News reports about the New York Police Department’s intensive surveillance of Muslims after 9/11 shock me, but particularly reports that just attending a Mosque made someone a target for observation. License plate numbers were taken from cars in the lot. They wanted an informant in every mosque.

As a clergy-person, that bothers me. Houses of worship are no place for that sort of government behavior. If someone was taking down all the plate numbers in your church parking lot, how would you feel? I’d feel like making a little visit to the local police station, wearing my clerical collar.

When I was a seminary student, studying at the denominational seminary of the little, historically Dutch-American denomination I was raised in and started ministry in, we learned something in a church history class that honestly floored me. (This was about a year before 9/11, I think.)

During World War I, understandably, many English-speaking Americans couldn’t tell the difference between Dutch and German. Of course, the fact that the Germans refer to themselves as “Deutsch.” Besides, they looked pretty similar, these big pale people, so, better safe than sorry, Dutch-speaking people were under suspicion of being sympathetic at best to the Germans. (Full disclosure: there was some fierce debate among some Dutch in America at the time about who to support in the war.)

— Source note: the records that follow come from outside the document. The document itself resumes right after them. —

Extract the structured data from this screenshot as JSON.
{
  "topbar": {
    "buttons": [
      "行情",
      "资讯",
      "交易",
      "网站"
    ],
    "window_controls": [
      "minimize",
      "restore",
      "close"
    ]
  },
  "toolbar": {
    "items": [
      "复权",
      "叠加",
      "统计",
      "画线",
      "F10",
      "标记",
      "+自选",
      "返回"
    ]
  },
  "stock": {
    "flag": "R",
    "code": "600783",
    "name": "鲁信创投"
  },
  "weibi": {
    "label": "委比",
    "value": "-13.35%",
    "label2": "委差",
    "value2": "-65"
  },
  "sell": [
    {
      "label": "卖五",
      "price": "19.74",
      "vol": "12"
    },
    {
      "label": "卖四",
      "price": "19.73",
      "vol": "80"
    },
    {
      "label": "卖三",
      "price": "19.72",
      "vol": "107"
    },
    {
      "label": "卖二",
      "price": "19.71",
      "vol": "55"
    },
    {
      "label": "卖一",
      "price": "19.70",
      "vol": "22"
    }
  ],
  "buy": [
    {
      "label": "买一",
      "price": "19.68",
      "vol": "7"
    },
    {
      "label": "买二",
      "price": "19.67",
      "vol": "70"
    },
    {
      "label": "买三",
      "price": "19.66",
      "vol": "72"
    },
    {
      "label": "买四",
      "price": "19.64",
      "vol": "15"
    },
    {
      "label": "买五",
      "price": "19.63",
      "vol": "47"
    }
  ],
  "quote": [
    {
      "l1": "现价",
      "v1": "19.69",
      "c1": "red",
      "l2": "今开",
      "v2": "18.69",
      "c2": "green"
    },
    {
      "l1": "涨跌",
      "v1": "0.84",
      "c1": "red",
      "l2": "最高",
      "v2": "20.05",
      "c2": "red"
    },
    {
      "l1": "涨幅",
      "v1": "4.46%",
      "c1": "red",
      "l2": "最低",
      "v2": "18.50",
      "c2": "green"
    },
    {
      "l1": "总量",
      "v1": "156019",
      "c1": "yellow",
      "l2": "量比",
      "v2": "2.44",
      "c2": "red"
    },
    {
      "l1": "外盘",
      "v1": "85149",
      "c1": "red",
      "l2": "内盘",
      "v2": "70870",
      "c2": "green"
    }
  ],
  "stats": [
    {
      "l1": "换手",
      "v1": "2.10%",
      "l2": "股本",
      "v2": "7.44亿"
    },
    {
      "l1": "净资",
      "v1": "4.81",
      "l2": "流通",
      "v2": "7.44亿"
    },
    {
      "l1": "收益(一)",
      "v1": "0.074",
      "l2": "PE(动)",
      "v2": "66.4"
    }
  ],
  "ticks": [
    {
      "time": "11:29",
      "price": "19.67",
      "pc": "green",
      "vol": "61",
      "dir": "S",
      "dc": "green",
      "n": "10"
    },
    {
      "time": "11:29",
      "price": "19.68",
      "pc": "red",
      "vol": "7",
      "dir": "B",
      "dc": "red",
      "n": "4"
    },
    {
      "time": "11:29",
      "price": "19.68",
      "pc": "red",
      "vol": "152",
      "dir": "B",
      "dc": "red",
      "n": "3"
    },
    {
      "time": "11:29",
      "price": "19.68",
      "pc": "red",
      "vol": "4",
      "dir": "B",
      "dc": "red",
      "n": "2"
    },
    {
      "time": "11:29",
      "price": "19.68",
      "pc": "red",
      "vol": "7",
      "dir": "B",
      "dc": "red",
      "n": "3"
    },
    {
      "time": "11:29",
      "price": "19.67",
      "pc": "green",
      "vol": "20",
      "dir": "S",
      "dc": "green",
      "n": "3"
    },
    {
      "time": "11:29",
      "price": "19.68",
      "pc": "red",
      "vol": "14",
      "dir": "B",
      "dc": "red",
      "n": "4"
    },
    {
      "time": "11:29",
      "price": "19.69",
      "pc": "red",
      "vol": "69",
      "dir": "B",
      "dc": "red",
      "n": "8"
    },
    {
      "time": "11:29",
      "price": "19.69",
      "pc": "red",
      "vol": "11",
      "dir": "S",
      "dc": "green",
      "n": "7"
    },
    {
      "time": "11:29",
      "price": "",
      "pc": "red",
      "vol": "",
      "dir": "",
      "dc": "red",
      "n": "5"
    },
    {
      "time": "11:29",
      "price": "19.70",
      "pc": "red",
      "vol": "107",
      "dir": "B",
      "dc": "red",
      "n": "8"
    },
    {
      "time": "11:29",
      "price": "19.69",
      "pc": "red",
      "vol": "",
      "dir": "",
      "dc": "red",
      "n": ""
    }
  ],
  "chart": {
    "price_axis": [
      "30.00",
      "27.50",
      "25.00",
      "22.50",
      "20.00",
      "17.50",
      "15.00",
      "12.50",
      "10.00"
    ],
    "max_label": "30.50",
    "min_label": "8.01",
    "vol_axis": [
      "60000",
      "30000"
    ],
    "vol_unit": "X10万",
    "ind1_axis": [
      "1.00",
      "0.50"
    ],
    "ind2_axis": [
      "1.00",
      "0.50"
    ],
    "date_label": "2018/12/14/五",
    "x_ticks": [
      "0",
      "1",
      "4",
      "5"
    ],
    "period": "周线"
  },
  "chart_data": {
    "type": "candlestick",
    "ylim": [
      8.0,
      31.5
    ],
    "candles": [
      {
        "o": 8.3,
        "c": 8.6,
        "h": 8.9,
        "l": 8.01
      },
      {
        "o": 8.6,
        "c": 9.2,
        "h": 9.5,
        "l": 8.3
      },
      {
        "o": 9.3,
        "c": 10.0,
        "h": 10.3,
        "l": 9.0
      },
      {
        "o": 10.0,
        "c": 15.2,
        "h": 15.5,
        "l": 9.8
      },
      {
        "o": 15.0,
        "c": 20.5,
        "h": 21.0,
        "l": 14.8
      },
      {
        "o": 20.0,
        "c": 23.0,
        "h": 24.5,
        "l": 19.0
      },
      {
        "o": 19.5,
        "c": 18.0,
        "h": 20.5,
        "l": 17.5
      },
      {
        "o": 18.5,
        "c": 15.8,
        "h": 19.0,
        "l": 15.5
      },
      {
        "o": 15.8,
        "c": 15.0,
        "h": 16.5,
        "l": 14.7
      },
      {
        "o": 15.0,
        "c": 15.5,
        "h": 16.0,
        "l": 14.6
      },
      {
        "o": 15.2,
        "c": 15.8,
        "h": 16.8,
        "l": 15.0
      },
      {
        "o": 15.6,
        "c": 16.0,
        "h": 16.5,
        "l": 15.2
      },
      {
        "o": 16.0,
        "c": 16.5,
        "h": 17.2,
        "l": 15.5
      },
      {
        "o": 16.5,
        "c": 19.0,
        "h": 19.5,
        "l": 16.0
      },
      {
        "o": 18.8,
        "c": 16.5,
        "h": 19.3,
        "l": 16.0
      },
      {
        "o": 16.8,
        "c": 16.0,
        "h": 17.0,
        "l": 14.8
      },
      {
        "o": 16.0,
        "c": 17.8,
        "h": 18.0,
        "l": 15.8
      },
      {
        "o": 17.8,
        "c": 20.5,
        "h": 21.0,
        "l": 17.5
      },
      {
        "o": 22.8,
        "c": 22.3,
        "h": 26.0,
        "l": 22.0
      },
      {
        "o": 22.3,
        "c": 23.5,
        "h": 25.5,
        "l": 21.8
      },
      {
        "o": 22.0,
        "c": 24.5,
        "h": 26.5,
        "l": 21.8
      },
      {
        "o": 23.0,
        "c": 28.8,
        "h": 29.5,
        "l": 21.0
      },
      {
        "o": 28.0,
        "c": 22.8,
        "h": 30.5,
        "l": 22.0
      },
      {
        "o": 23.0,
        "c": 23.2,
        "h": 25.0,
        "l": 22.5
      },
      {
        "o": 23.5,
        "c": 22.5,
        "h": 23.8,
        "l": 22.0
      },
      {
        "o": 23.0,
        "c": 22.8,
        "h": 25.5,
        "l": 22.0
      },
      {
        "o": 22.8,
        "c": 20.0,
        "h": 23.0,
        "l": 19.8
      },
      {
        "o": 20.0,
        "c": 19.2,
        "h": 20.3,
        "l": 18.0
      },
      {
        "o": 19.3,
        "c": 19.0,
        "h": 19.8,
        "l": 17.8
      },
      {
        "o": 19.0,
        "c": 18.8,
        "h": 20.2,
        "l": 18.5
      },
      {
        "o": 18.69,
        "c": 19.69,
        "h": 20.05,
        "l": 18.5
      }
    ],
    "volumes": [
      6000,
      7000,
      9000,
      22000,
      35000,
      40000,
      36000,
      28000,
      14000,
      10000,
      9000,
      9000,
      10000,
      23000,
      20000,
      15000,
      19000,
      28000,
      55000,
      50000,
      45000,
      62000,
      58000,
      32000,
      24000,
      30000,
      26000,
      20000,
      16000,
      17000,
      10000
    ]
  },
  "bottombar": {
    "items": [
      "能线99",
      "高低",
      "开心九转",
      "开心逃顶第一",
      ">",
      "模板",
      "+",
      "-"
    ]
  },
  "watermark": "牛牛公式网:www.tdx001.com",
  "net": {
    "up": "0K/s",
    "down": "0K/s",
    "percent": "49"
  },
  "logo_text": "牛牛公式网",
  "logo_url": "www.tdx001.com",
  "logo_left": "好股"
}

The state of Iowa actually passed legislation that made it illegal for a worship service to be held in any language other than English. And while some places didn’t enforce this, others did. There were places where law enforcement officers attended church to make sure there was nothing but English spoken.

Meanwhile, “Dutch” churches that refused to put an American flag at the front of their sanctuary, made their children memorize the Heidelberg Catechism in Dutch, and worshipped in Dutch, were suspect.

During the course of that war, many congregations did begin to use English more and more. Partly because, a couple of generations into immigration (this group was not the early New Amsterdam Dutch of the Colonial era, but a later migratory group), their children and grandchildren were speaking English. But it was also because these churches realized that they needed to do things like string up an American flag and learn some hymns in English so that their neighbors would accept them.

While this was no where near the scale of surveillance and discrimination we’ve seen against Muslims in this country in the pst decade, when I hear about Muslim places of worship being suspect, I immediately am reminded that something small but similar happened to my religious great great grandparents. I’m guessing it wasn’t so great for actual German congregations in Iowa, either!

We have historically, as a nation, been capable before of discrimination against a religious group. How quickly we assimilate, and, sadly, join in casting suspicion on people who are different from us.

The thing is, except for a very few truly Native Americans, we were all immigrants once.